Across the records that follow, give the number of lines containing the word "settings" and nothing else.

_Task data_.
****

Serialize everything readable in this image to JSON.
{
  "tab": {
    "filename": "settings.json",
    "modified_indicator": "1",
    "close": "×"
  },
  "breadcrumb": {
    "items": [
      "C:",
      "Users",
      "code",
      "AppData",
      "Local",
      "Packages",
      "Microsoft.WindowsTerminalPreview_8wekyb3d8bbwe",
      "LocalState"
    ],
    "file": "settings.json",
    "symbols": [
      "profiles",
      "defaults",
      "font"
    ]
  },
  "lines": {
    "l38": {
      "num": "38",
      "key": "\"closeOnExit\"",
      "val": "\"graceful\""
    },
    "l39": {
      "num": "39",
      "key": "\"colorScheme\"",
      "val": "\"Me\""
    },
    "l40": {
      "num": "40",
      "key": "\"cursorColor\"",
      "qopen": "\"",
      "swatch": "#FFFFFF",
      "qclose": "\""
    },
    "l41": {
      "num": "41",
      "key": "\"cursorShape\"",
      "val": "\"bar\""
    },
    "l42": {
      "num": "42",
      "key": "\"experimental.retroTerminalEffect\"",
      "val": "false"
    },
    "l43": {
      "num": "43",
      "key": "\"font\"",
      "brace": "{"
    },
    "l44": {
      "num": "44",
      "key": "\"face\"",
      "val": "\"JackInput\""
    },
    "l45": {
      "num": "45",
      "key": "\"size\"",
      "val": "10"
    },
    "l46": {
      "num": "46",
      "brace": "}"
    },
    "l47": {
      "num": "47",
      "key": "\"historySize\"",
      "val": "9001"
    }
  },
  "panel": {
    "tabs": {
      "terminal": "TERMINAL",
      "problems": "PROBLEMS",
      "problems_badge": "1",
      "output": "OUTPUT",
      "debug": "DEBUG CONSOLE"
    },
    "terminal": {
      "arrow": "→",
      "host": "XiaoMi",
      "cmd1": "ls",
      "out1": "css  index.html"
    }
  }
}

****

_Exercise answer_. 2